**About this exercise:** What you return must match the records word for word, except that images are dropped.
+ + +
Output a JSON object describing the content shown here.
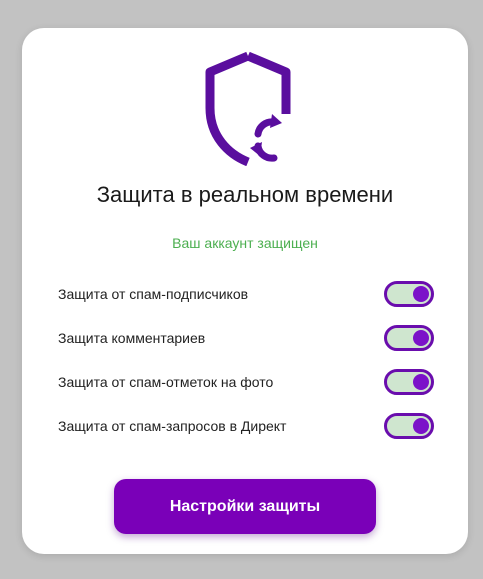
{
  "title": "Защита в реальном времени",
  "status": "Ваш аккаунт защищен",
  "colors": {
    "accent": "#7a00b8",
    "status": "#4caf50",
    "toggle_on_track": "#cfe6cf"
  },
  "icons": {
    "shield": "shield-sync-icon"
  },
  "settings": [
    {
      "label": "Защита от спам-подписчиков",
      "enabled": true
    },
    {
      "label": "Защита комментариев",
      "enabled": true
    },
    {
      "label": "Защита от спам-отметок на фото",
      "enabled": true
    },
    {
      "label": "Защита от спам-запросов в Директ",
      "enabled": true
    }
  ],
  "button": {
    "label": "Настройки защиты"
  }
}
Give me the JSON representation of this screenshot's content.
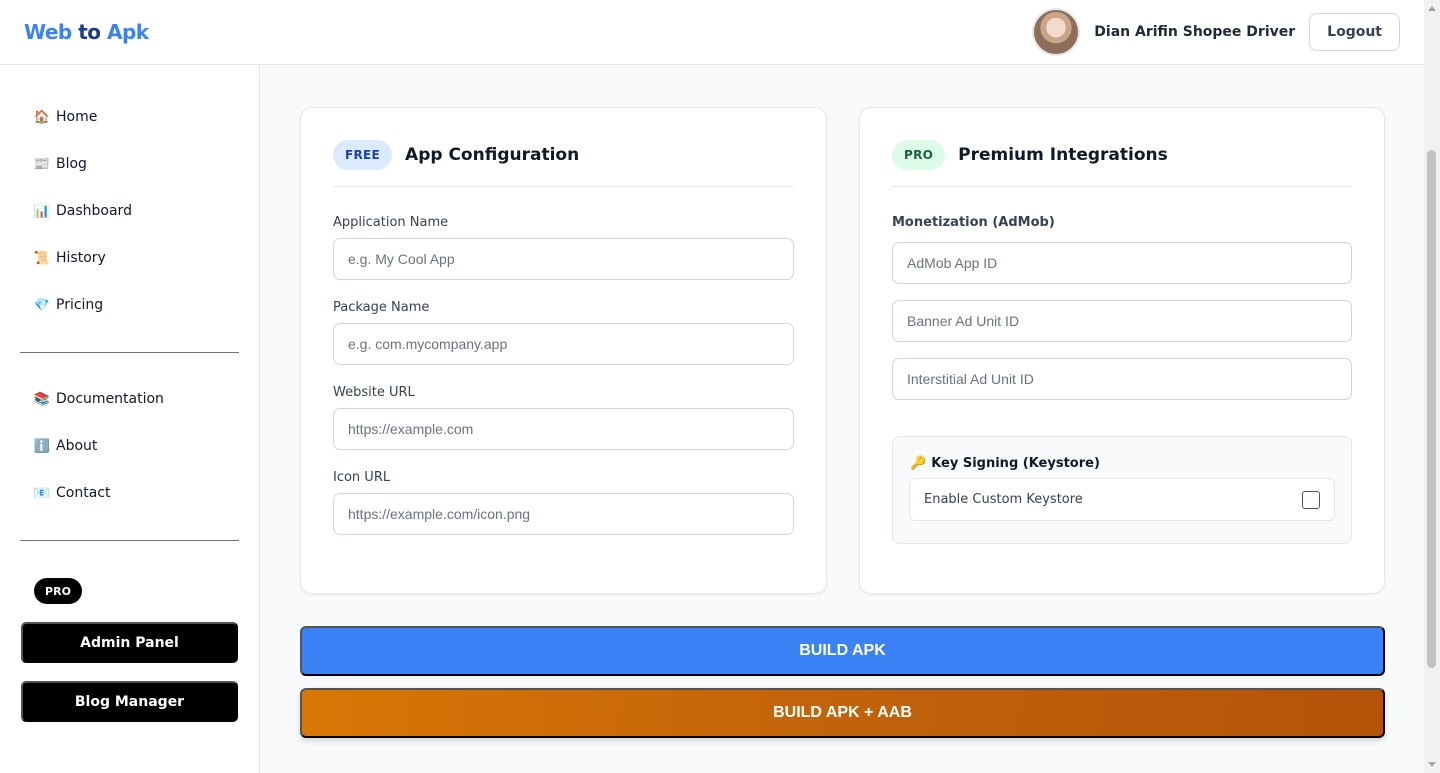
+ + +
**Response for this exercise:**
Output a JSON object describing the content shown here.
{
  "title": "Защита в реальном времени",
  "status": "Ваш аккаунт защищен",
  "colors": {
    "accent": "#7a00b8",
    "status": "#4caf50",
    "toggle_on_track": "#cfe6cf"
  },
  "icons": {
    "shield": "shield-sync-icon"
  },
  "settings": [
    {
      "label": "Защита от спам-подписчиков",
      "enabled": true
    },
    {
      "label": "Защита комментариев",
      "enabled": true
    },
    {
      "label": "Защита от спам-отметок на фото",
      "enabled": true
    },
    {
      "label": "Защита от спам-запросов в Директ",
      "enabled": true
    }
  ],
  "button": {
    "label": "Настройки защиты"
  }
}
Give me the JSON representation of this screenshot's content.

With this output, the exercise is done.